With the decline of DB in the private sector, risks bourne by individuals include dealing with increased longevity and the subsequent need for income to last a longer life, low interest rates that stifles growth, and (in the United States) limitations to Social Security that forward will mean “the program is poised to provide less than it does today – not in terms of fewer dollars, but the benefits will be smaller as a percentage of people’s pre-retirement income,” says Eschtruth.
Three factors combine to reduce the replacement rate:
• A gradual rise in age eligibility for full benefits from 65 to 67 for those born after 1960, meaning that those who retire at 65 will receive less benefits, and those who retire later will get full benefits, but for fewer years. On average, for workers who retire at 65, the replacement rate will drop from the current 40 per cent to 36 per cent, once the transition is fully implemented.
• A second factor comes from Medicare premiums, which are automatically deducted from Social Security benefits. Those premiums are rising faster than benefit levels.
• Current tax rules allow for the clawing back of a substantial portion of benefits. Individuals with $25,000 in income and couples with a combined $32,000 in income can pay taxes on Social Security benefits of up to 85 per cent.
“The combined impact of these factors will reduce Social Security replacement rates for the average worker retiring at 65 by nearly a quarter – from a net 40 percent in 1985 to 31 percent by 2030,” the authors write.
A similar situation and discussion is underway in Canada regarding Canada Pension Plan (CPP) replacement rates – 25 per cent of a cap of about $50,000 – and the gradual increase in eligibility age for Old Age Security (OAS) from 65 to 67, as well as the related impact on collecting the Guaranteed Income Supplement (GIS).
“In addition to all of that, we have a long-term financing gap in Social Security, and if benefits were to be cut that would further reduce those replacement rates,” says Eschtruth.
On average, people between the ages of 55-64, those approaching the traditional retirement years, have about $100,000 in retirement savings, he continues, adding that’s not much to spread out over an entire retirement period – it would produce about $400 a month.

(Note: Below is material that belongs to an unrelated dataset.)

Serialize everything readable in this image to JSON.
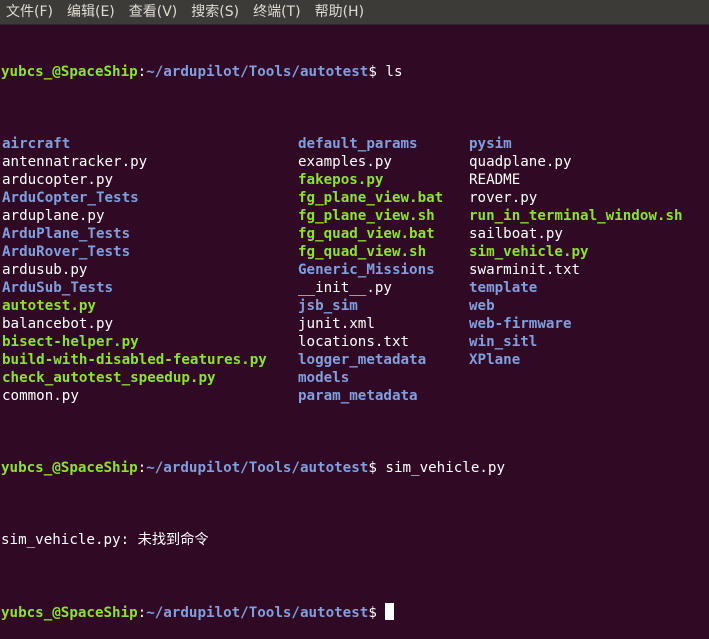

When considering solutions to the retirement crisis, “one of our goals was to do this without upending the retirement system – we did not want to say let’s tear everything apart and start a new system from scratch, so we looked at how to work within the existing system to strengthen retirement security for everyone,” says Eschtrutch.
Existing DC plans would work better if they adopted proven behavioural science principles that show that once employees are enrolled, they tend to stay in a plan. Automatic escalation of contributions would build bigger pension pots; the authors suggest 10-15 per cent of annual salary. For those without an occupational plan, some type of state-run scheme would provide coverage – Eschtruth points to the UK’s NEST program as an example.
Maintaining current Social Security benefit levels and finding a way to increase them, working longer, and using equity in a home as a retirement asset are all tactics the authors suggest to increase retirement security.
It’s important to find solutions to the problems of inadequate retirement income, a concern that most of the developed work is facing, says Eschtruch.
“We don’t like the notion that people end up feeling they can’t have the things in retirement they were dreaming about – whether that was scaling back travel or family time. We want people to be comfortable and not surprised.”